What you will do = The response should consist of the data reproduced word for word.

Extracted records
□ □ □

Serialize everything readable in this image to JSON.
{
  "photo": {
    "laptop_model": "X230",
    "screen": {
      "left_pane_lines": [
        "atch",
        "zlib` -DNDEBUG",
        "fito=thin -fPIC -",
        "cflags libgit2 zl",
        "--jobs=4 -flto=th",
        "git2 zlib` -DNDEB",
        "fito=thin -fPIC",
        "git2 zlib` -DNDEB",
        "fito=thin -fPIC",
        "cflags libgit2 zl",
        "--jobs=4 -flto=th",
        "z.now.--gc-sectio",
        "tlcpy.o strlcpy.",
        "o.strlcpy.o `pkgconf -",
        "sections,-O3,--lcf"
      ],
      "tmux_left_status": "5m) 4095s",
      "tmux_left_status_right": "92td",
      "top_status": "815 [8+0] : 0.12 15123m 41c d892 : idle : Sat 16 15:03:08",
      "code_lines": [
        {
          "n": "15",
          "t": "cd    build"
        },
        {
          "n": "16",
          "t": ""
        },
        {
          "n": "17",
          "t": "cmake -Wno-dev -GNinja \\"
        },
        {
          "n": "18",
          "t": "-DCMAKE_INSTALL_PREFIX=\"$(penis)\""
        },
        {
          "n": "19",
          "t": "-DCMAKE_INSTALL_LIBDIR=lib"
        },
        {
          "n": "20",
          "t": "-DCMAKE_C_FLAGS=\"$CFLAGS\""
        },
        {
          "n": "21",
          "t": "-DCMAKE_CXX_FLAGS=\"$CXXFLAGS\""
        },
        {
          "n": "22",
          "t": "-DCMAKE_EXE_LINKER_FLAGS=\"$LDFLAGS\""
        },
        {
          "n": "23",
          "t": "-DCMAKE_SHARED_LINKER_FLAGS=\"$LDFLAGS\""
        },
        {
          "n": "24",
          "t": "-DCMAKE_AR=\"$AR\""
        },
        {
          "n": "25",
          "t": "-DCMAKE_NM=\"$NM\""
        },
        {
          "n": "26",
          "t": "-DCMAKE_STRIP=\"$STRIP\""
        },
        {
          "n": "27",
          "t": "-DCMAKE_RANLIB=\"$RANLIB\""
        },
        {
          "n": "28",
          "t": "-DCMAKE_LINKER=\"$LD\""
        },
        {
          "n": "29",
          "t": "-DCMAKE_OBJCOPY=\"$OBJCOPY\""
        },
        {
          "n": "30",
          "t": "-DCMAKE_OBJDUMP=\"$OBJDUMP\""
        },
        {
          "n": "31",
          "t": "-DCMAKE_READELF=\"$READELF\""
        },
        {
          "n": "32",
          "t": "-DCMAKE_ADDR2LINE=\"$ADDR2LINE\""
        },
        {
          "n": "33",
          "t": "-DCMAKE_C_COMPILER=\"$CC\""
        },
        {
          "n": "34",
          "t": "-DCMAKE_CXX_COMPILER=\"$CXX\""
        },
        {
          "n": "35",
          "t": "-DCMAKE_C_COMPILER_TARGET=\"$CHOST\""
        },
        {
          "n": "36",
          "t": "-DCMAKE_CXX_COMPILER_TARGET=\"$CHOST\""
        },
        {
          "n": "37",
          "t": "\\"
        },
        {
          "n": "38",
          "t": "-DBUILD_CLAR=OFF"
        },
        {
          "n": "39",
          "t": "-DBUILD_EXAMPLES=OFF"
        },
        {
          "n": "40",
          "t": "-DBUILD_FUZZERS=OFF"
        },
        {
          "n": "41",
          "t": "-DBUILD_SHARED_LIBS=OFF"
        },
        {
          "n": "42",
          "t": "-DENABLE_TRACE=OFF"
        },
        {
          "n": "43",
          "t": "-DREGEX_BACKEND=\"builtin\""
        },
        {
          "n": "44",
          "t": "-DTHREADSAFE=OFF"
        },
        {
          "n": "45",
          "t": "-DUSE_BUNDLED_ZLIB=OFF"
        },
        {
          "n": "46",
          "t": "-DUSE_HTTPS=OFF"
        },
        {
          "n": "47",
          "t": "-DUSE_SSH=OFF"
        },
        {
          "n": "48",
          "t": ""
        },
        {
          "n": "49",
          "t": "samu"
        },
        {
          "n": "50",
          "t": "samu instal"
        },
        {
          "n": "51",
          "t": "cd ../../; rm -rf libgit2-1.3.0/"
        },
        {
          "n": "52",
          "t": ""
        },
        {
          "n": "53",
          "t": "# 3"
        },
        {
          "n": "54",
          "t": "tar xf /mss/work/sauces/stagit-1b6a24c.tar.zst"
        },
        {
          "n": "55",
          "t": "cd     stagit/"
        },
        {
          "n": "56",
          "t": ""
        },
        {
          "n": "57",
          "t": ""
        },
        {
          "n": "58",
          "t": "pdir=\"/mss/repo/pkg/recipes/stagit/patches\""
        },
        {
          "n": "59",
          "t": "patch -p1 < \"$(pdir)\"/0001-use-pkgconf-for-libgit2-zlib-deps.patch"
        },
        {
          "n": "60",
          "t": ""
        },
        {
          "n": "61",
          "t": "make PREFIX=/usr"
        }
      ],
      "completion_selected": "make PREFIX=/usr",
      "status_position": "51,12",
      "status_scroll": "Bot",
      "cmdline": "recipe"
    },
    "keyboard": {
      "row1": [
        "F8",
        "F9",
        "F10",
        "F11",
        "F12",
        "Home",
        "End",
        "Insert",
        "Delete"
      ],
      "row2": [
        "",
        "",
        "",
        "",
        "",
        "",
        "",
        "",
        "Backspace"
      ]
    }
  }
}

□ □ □

Task result =
Serialize everything readable in this image to JSON.
{
  "photo": {
    "laptop_model": "X230",
    "screen": {
      "left_pane_lines": [
        "atch",
        "zlib` -DNDEBUG",
        "fito=thin -fPIC -",
        "cflags libgit2 zl",
        "--jobs=4 -flto=th",
        "git2 zlib` -DNDEB",
        "fito=thin -fPIC",
        "git2 zlib` -DNDEB",
        "fito=thin -fPIC",
        "cflags libgit2 zl",
        "--jobs=4 -flto=th",
        "z.now.--gc-sectio",
        "tlcpy.o strlcpy.",
        "o.strlcpy.o `pkgconf -",
        "sections,-O3,--lcf"
      ],
      "tmux_left_status": "5m) 4095s",
      "tmux_left_status_right": "92td",
      "top_status": "815 [8+0] : 0.12 15123m 41c d892 : idle : Sat 16 15:03:08",
      "code_lines": [
        {
          "n": "15",
          "t": "cd    build"
        },
        {
          "n": "16",
          "t": ""
        },
        {
          "n": "17",
          "t": "cmake -Wno-dev -GNinja \\"
        },
        {
          "n": "18",
          "t": "-DCMAKE_INSTALL_PREFIX=\"$(penis)\""
        },
        {
          "n": "19",
          "t": "-DCMAKE_INSTALL_LIBDIR=lib"
        },
        {
          "n": "20",
          "t": "-DCMAKE_C_FLAGS=\"$CFLAGS\""
        },
        {
          "n": "21",
          "t": "-DCMAKE_CXX_FLAGS=\"$CXXFLAGS\""
        },
        {
          "n": "22",
          "t": "-DCMAKE_EXE_LINKER_FLAGS=\"$LDFLAGS\""
        },
        {
          "n": "23",
          "t": "-DCMAKE_SHARED_LINKER_FLAGS=\"$LDFLAGS\""
        },
        {
          "n": "24",
          "t": "-DCMAKE_AR=\"$AR\""
        },
        {
          "n": "25",
          "t": "-DCMAKE_NM=\"$NM\""
        },
        {
          "n": "26",
          "t": "-DCMAKE_STRIP=\"$STRIP\""
        },
        {
          "n": "27",
          "t": "-DCMAKE_RANLIB=\"$RANLIB\""
        },
        {
          "n": "28",
          "t": "-DCMAKE_LINKER=\"$LD\""
        },
        {
          "n": "29",
          "t": "-DCMAKE_OBJCOPY=\"$OBJCOPY\""
        },
        {
          "n": "30",
          "t": "-DCMAKE_OBJDUMP=\"$OBJDUMP\""
        },
        {
          "n": "31",
          "t": "-DCMAKE_READELF=\"$READELF\""
        },
        {
          "n": "32",
          "t": "-DCMAKE_ADDR2LINE=\"$ADDR2LINE\""
        },
        {
          "n": "33",
          "t": "-DCMAKE_C_COMPILER=\"$CC\""
        },
        {
          "n": "34",
          "t": "-DCMAKE_CXX_COMPILER=\"$CXX\""
        },
        {
          "n": "35",
          "t": "-DCMAKE_C_COMPILER_TARGET=\"$CHOST\""
        },
        {
          "n": "36",
          "t": "-DCMAKE_CXX_COMPILER_TARGET=\"$CHOST\""
        },
        {
          "n": "37",
          "t": "\\"
        },
        {
          "n": "38",
          "t": "-DBUILD_CLAR=OFF"
        },
        {
          "n": "39",
          "t": "-DBUILD_EXAMPLES=OFF"
        },
        {
          "n": "40",
          "t": "-DBUILD_FUZZERS=OFF"
        },
        {
          "n": "41",
          "t": "-DBUILD_SHARED_LIBS=OFF"
        },
        {
          "n": "42",
          "t": "-DENABLE_TRACE=OFF"
        },
        {
          "n": "43",
          "t": "-DREGEX_BACKEND=\"builtin\""
        },
        {
          "n": "44",
          "t": "-DTHREADSAFE=OFF"
        },
        {
          "n": "45",
          "t": "-DUSE_BUNDLED_ZLIB=OFF"
        },
        {
          "n": "46",
          "t": "-DUSE_HTTPS=OFF"
        },
        {
          "n": "47",
          "t": "-DUSE_SSH=OFF"
        },
        {
          "n": "48",
          "t": ""
        },
        {
          "n": "49",
          "t": "samu"
        },
        {
          "n": "50",
          "t": "samu instal"
        },
        {
          "n": "51",
          "t": "cd ../../; rm -rf libgit2-1.3.0/"
        },
        {
          "n": "52",
          "t": ""
        },
        {
          "n": "53",
          "t": "# 3"
        },
        {
          "n": "54",
          "t": "tar xf /mss/work/sauces/stagit-1b6a24c.tar.zst"
        },
        {
          "n": "55",
          "t": "cd     stagit/"
        },
        {
          "n": "56",
          "t": ""
        },
        {
          "n": "57",
          "t": ""
        },
        {
          "n": "58",
          "t": "pdir=\"/mss/repo/pkg/recipes/stagit/patches\""
        },
        {
          "n": "59",
          "t": "patch -p1 < \"$(pdir)\"/0001-use-pkgconf-for-libgit2-zlib-deps.patch"
        },
        {
          "n": "60",
          "t": ""
        },
        {
          "n": "61",
          "t": "make PREFIX=/usr"
        }
      ],
      "completion_selected": "make PREFIX=/usr",
      "status_position": "51,12",
      "status_scroll": "Bot",
      "cmdline": "recipe"
    },
    "keyboard": {
      "row1": [
        "F8",
        "F9",
        "F10",
        "F11",
        "F12",
        "Home",
        "End",
        "Insert",
        "Delete"
      ],
      "row2": [
        "",
        "",
        "",
        "",
        "",
        "",
        "",
        "",
        "Backspace"
      ]
    }
  }
}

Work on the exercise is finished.